■ PROBLEM TO WORK ON ■
Check every line of the entries below for "DEVOXXFR", and copy the lines that have it.

*** DATASET RECORDS ***

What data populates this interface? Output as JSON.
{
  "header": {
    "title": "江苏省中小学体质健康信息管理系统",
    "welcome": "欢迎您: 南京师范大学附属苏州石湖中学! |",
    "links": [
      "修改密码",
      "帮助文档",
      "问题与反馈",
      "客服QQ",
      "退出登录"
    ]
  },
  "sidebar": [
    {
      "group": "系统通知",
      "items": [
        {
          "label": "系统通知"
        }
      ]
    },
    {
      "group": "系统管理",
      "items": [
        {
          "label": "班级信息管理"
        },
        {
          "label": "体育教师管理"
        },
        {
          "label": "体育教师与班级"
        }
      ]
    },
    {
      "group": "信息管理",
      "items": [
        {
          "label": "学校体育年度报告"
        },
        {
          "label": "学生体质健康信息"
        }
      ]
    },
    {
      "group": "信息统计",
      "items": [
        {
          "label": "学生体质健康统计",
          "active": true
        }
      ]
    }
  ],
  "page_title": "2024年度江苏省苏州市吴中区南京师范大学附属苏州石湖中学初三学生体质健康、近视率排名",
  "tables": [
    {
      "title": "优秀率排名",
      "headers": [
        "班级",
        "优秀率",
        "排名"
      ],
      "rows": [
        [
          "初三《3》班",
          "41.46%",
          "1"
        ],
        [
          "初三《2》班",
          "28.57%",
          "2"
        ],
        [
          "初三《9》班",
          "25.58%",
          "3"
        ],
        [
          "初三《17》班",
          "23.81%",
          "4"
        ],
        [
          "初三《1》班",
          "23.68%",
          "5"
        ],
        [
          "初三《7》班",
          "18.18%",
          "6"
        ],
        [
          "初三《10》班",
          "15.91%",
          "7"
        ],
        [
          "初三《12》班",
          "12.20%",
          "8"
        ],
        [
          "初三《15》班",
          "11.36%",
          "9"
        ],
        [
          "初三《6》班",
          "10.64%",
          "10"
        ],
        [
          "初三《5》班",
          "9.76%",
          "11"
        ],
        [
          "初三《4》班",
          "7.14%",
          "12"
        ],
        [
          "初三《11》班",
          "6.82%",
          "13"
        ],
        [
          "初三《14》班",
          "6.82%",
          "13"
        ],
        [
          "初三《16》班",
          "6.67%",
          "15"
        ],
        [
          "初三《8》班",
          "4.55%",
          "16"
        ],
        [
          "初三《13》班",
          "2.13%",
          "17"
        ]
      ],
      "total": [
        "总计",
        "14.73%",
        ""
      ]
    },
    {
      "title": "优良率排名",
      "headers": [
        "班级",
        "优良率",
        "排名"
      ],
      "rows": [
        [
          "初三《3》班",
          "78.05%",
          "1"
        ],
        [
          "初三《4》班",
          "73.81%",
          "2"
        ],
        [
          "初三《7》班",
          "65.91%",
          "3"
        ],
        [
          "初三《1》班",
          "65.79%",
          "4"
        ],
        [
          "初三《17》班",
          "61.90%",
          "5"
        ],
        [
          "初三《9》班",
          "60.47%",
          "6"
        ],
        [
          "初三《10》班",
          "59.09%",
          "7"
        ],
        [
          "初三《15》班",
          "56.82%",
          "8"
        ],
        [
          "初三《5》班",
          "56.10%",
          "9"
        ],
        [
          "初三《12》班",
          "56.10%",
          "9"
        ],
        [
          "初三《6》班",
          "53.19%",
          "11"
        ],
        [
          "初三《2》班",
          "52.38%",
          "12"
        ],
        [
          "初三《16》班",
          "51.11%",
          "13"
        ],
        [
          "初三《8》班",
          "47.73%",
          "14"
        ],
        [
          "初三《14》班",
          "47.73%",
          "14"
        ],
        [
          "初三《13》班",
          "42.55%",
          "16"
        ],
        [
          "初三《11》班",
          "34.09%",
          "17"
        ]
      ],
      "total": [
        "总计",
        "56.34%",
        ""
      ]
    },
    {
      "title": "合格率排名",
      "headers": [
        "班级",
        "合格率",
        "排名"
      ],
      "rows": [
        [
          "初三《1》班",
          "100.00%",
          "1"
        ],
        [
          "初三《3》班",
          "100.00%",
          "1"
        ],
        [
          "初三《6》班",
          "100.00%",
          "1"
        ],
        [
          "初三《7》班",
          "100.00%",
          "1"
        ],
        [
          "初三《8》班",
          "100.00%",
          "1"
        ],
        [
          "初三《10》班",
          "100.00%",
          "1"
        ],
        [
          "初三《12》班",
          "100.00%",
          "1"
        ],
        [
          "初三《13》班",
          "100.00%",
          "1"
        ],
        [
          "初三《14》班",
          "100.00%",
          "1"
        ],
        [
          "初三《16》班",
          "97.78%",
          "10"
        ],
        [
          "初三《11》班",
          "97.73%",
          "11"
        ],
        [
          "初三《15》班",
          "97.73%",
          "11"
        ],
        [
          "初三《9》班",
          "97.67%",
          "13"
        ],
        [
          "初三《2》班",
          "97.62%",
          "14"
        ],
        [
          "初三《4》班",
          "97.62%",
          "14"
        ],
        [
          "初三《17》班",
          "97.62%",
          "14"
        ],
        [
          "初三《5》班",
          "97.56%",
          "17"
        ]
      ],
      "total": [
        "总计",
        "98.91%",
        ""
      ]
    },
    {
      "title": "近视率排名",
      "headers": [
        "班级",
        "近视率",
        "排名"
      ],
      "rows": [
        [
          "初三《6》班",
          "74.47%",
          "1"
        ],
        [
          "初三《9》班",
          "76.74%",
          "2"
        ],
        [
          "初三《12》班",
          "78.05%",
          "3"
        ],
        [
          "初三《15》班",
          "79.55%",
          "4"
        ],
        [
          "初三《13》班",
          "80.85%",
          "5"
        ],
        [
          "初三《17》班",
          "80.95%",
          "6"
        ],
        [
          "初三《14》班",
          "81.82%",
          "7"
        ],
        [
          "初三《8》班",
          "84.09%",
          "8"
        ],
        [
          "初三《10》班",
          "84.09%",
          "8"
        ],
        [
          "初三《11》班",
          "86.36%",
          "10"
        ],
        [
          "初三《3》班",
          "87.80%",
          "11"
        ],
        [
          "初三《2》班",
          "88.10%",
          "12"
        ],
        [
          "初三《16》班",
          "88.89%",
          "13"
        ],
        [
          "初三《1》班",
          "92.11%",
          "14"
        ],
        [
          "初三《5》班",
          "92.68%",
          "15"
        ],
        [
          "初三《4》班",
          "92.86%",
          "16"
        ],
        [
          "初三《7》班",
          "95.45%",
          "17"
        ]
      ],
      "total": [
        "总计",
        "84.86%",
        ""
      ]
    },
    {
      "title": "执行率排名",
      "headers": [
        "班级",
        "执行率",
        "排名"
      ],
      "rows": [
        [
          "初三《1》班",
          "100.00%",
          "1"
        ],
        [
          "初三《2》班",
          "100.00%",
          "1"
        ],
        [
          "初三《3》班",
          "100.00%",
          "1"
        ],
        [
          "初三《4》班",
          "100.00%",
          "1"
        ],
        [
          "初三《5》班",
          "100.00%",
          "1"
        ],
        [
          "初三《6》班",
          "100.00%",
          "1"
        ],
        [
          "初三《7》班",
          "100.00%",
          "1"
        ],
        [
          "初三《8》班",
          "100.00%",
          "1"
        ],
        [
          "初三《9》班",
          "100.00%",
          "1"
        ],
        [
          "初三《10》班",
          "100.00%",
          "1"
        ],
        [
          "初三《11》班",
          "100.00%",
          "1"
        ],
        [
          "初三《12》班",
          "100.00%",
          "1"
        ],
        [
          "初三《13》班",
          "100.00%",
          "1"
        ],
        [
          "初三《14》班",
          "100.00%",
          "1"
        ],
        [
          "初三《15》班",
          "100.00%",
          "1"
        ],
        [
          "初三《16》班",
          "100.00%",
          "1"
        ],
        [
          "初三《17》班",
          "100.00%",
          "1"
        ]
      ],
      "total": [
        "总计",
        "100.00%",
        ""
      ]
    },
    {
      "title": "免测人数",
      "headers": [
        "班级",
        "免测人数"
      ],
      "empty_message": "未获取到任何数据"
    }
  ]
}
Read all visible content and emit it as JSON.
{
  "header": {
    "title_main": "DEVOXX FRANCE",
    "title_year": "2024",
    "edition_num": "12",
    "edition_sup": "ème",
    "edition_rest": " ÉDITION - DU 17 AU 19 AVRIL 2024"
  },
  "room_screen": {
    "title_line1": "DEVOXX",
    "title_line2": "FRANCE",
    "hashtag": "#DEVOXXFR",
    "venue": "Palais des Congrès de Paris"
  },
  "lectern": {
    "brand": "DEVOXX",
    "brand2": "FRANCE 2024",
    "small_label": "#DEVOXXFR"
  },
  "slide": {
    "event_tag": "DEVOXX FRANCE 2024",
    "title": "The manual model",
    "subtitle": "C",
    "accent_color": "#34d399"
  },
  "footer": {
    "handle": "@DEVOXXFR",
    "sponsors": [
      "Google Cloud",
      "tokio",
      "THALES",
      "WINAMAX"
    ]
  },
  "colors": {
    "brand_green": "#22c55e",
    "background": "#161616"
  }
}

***

■ WRITTEN REPLY ■
    "hashtag": "#DEVOXXFR",
    "small_label": "#DEVOXXFR"
    "handle": "@DEVOXXFR",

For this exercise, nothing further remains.